WHAT THE TASK REQUIRES:
Copy out each line in the material below that has the word "Yucatec".

EXTRACTED MATERIAL:
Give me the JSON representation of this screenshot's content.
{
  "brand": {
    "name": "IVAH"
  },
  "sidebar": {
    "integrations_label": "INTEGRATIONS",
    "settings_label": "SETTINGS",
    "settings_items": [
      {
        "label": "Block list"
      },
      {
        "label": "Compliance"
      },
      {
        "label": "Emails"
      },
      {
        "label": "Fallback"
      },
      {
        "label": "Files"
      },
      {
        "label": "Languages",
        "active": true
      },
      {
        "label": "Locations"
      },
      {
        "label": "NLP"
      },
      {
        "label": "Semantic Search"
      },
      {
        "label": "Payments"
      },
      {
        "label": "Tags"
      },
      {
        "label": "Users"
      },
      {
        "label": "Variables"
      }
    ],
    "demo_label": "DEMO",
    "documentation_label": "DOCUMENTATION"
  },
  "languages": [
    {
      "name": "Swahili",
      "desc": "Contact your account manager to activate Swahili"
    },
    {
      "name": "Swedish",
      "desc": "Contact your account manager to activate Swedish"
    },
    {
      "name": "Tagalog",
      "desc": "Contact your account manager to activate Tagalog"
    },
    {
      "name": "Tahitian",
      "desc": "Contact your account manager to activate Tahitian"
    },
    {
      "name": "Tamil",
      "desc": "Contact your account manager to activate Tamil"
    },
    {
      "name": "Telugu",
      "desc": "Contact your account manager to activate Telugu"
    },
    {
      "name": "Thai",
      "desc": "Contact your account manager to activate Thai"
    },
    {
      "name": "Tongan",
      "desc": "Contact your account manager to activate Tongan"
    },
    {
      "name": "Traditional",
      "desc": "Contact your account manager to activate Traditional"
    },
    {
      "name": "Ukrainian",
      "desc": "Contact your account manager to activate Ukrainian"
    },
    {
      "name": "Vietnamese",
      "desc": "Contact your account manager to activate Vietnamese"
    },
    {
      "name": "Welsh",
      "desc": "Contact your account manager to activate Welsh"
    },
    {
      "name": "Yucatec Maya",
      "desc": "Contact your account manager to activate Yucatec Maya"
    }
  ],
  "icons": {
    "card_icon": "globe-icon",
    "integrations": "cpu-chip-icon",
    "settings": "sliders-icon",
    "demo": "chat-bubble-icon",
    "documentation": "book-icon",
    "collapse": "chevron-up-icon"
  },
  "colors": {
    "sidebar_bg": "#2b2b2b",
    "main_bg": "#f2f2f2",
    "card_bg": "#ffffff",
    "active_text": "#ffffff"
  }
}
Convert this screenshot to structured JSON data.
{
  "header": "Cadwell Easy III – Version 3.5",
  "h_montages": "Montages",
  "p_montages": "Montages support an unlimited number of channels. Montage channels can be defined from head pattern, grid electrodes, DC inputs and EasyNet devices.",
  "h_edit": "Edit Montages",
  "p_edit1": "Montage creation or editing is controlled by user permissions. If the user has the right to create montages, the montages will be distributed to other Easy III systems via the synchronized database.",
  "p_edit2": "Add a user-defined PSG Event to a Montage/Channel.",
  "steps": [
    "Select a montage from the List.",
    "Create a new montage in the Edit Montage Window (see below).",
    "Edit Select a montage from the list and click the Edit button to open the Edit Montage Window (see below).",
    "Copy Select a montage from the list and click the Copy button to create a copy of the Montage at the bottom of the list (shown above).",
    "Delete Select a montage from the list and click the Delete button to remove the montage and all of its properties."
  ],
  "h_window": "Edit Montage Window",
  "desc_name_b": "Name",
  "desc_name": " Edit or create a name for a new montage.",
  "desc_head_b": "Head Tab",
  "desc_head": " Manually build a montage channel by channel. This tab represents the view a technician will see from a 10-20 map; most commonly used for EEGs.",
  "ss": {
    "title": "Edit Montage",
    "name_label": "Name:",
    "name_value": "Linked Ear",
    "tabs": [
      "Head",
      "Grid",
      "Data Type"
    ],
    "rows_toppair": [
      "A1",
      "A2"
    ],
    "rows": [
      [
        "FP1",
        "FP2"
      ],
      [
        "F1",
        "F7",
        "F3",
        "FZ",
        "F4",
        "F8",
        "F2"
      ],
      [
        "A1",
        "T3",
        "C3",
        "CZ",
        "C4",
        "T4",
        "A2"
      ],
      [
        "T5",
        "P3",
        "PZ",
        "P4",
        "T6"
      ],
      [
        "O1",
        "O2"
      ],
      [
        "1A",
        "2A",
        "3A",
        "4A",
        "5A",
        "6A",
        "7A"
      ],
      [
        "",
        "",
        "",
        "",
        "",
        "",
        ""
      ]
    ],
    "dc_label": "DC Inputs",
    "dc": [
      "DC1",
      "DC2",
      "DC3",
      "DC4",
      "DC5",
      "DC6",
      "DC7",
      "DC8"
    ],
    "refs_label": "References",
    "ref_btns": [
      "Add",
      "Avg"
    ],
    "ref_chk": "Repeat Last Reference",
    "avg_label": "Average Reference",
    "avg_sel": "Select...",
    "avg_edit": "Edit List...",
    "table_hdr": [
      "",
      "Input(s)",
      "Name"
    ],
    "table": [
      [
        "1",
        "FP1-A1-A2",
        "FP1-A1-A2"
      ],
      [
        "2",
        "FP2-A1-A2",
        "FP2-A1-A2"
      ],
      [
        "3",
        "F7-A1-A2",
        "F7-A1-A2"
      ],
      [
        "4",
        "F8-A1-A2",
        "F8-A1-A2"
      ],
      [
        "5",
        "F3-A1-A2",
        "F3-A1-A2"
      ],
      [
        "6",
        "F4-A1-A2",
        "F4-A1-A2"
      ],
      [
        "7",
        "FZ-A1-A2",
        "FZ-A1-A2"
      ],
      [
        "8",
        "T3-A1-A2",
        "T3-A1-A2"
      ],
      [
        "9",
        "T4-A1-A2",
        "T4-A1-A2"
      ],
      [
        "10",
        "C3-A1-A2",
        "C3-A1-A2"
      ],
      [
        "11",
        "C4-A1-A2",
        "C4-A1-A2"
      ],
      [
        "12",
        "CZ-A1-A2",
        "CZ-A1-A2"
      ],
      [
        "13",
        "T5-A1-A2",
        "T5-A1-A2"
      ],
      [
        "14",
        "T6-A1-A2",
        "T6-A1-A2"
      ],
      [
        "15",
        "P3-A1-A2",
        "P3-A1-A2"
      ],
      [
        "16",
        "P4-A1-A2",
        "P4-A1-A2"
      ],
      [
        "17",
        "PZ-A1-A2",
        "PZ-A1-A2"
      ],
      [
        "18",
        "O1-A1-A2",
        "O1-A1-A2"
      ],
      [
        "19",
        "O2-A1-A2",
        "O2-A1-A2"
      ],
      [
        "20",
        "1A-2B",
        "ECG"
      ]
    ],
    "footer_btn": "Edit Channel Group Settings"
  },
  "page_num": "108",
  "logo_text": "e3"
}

SOLUTION FOR THIS TASK:
      "name": "Yucatec Maya",
      "desc": "Contact your account manager to activate Yucatec Maya"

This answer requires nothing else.